> WHAT THE EXERCISE ASKS
Pick out the lines below that include the string "password".
##### AVAILABLE RECORDS #####
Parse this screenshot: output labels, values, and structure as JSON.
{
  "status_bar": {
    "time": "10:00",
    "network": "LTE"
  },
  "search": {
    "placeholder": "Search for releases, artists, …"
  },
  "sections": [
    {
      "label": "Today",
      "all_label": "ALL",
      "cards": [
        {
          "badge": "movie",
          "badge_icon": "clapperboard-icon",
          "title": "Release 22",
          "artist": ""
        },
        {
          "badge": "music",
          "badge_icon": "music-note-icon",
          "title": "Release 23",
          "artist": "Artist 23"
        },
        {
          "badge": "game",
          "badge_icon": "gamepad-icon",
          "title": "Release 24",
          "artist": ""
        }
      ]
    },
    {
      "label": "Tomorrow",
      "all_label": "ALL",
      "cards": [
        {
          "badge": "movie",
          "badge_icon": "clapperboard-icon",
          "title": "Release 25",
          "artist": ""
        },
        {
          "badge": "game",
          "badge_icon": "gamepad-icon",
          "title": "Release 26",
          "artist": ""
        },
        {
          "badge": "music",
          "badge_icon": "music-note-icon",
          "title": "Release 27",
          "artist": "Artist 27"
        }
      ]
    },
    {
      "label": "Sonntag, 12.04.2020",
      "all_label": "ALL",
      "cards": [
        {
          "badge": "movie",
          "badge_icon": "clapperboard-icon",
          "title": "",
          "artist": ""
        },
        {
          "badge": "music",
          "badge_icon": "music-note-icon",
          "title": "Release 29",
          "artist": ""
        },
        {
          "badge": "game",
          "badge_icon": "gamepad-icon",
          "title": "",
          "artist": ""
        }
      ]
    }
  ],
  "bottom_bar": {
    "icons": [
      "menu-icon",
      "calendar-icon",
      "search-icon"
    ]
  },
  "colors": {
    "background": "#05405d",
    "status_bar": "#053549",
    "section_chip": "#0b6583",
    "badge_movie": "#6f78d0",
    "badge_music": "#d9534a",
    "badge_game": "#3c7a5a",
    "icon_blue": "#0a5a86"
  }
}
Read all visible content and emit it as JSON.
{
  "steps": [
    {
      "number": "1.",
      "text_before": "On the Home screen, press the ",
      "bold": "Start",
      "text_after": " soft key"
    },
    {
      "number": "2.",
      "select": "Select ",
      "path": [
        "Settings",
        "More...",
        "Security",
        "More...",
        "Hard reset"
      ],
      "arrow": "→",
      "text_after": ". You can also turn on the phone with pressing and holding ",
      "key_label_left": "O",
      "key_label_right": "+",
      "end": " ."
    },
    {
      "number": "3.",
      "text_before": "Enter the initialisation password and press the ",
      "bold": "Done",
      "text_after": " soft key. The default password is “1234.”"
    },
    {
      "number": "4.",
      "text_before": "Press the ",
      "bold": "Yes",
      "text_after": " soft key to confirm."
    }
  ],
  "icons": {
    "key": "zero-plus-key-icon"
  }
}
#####
> OUTPUT
      "text_before": "Enter the initialisation password and press the ",
      "text_after": " soft key. The default password is “1234.”"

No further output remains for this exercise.